by Kate Manning
448 pages, $26.99
From the author’s website:
Based on a true story from the scandalized headlines of Victorian New York City, My Notorious Life is a portrait of Axie Muldoon, the impoverished daughter of Irish Immigrants who becomes an enormously successful—and controversial—midwife. Separated from her siblings, apprenticed to a doctor, Axie parlays the sale of a few bottles of “lunar tonic for relief of female complaint” into a thriving practice as a female physician known as “Madame X.” But as she rises from the gutter to the glitter of Fifth Avenue, Axie discovers that the right way is not always the way of the law, and that you should never trust a man who says, “trust me.” But what if that man is an irresistible risk-taker with a poetical soul? Soon, Axie’s choices put her on a collision course with one of the most zealous characters of her era: Anthony Comstock, founder of the Society for the Suppression of Vice, and it will take all of her power and wealth to outwit him and save herself and her family from ruin.
A love story, a family saga, and a vivid rendering of a historical time and heated political climate, My Notorious Life is the tale of one woman making her indomitable way in a difficult world. Axie Muldoon is a heroine for the ages.
From the Houghton Mifflin website:
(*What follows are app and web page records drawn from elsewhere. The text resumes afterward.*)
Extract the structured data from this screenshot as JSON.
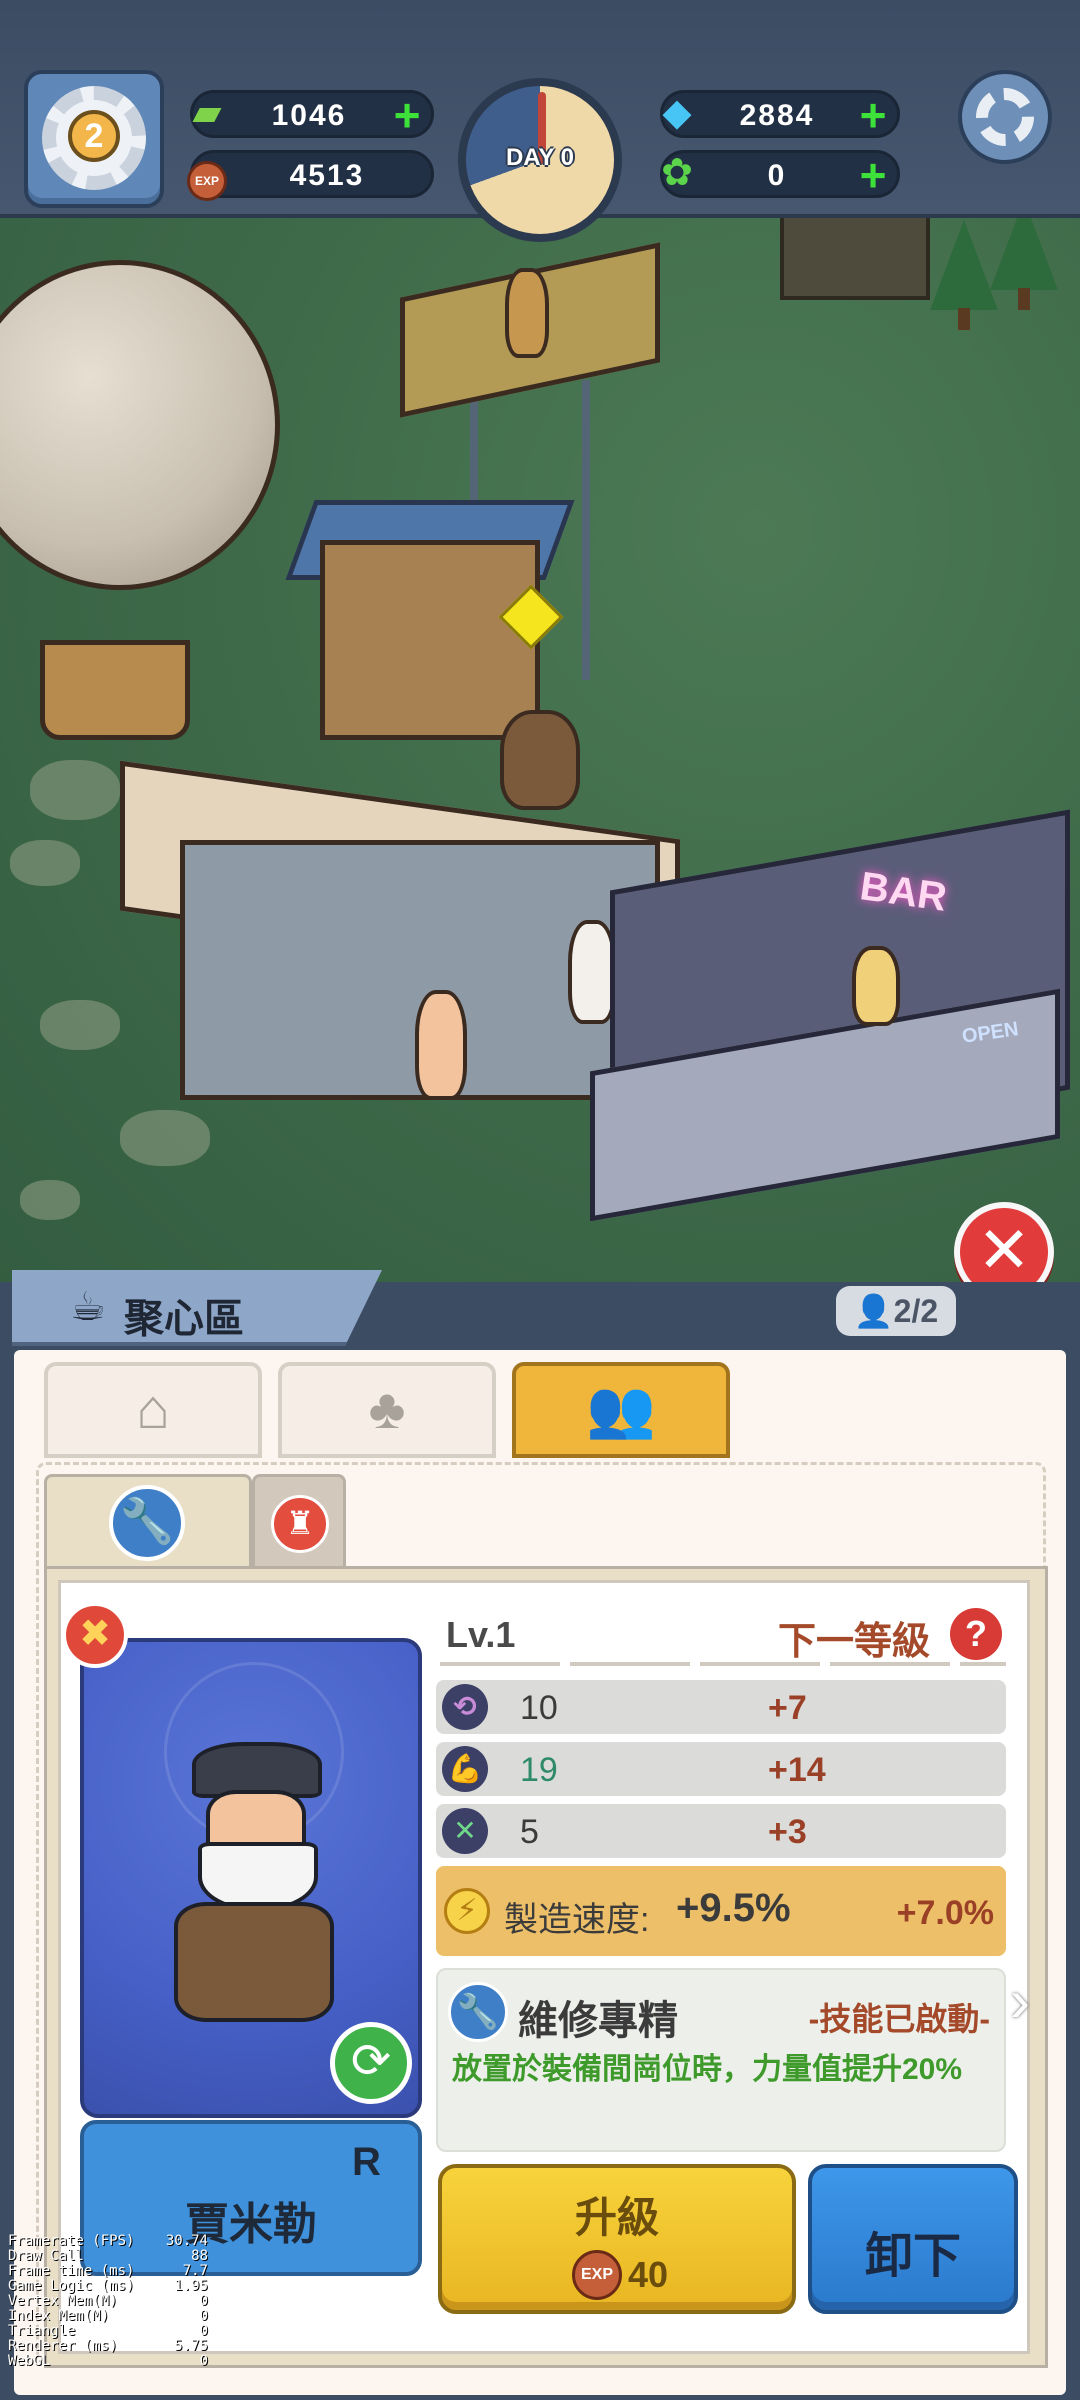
{
  "hud": {
    "player_level": "2",
    "cash": "1046",
    "exp": "4513",
    "day_label": "DAY 0",
    "gems": "2884",
    "tickets": "0",
    "exp_icon_text": "EXP"
  },
  "scene": {
    "bar_sign": "BAR",
    "open_sign": "OPEN"
  },
  "panel": {
    "area_title": "聚心區",
    "capacity": "2/2",
    "level": "Lv.1",
    "next_level_label": "下一等級",
    "help": "?",
    "stats": [
      {
        "icon": "skill-icon",
        "value": "10",
        "bonus": "+7",
        "color": "#3b3b3b"
      },
      {
        "icon": "strength-icon",
        "value": "19",
        "bonus": "+14",
        "color": "#2e8a6a"
      },
      {
        "icon": "tools-icon",
        "value": "5",
        "bonus": "+3",
        "color": "#3b3b3b"
      }
    ],
    "speed": {
      "label": "製造速度:",
      "value": "+9.5%",
      "next": "+7.0%"
    },
    "skill": {
      "name": "維修專精",
      "status": "-技能已啟動-",
      "description": "放置於裝備間崗位時，力量值提升20%"
    },
    "worker": {
      "rarity": "R",
      "name": "賈米勒"
    },
    "upgrade": {
      "label": "升級",
      "cost": "40"
    },
    "unload_label": "卸下"
  },
  "debug": [
    {
      "label": "Framerate (FPS)",
      "value": "30.74"
    },
    {
      "label": "Draw Call",
      "value": "88"
    },
    {
      "label": "Frame time (ms)",
      "value": "7.7"
    },
    {
      "label": "Game Logic (ms)",
      "value": "1.95"
    },
    {
      "label": "Vertex Mem(M)",
      "value": "0"
    },
    {
      "label": "Index Mem(M)",
      "value": "0"
    },
    {
      "label": "Triangle",
      "value": "0"
    },
    {
      "label": "Renderer (ms)",
      "value": "5.75"
    },
    {
      "label": "WebGL",
      "value": "0"
    }
  ],
  "colors": {
    "accent_gold": "#f0b63c",
    "button_blue": "#3e97ea",
    "close_red": "#e23b3b"
  }
}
From “the lit world’s sharpest chronicler of New York’s past” (Rolling Stone), a novel of two Irish brothers who travel from the gangland waterfront to the halls of power. Based on one of the great unsolved murders in mob history, and the rise-and-fall of a real-life hero, The Big Crowd tells the sweeping story of Charlie O’Kane. He is the American dream come to life, a poor Irish immigrant who worked his way up from beat cop to mayor of New York at the city’s dazzling, post-war zenith. Famous, powerful, and married to a glamorous fashion model, he is looked up to by millions, including his younger brother, Tom. So when Charlie is accused of abetting a shocking mob murder, Tom sets out to clear his brother’s name while hiding a secret of his own.The charges against Charlie stem from his days as a crusading Brooklyn DA, when he sent the notorious killers of Murder, Inc., to the chair—only to let a vital witness go flying out a window while under police guard. Now, out of office, Charlie lives in a shoddy, Mexico City tourist hotel, eaten up with regrets and afraid he will be indicted for murder if he returns to the U.S. To uncover what really happened, Tom must confront stunning truths about his brother, himself, and the secret workings of the great city he loves.Moving from the Brooklyn waterfront to city hall, from the battlefields of World War II to the beaches of Acapulco, to the glamorous nightclubs of postwar New York, The Big Crowd is filled with historical powerbrokers and gangsters, celebrities and socialites, scheming cardinals and battling, dockside priests. But ultimately it is a brilliantly imagined, distinctly American story of the bonds and betrayals of brotherhood.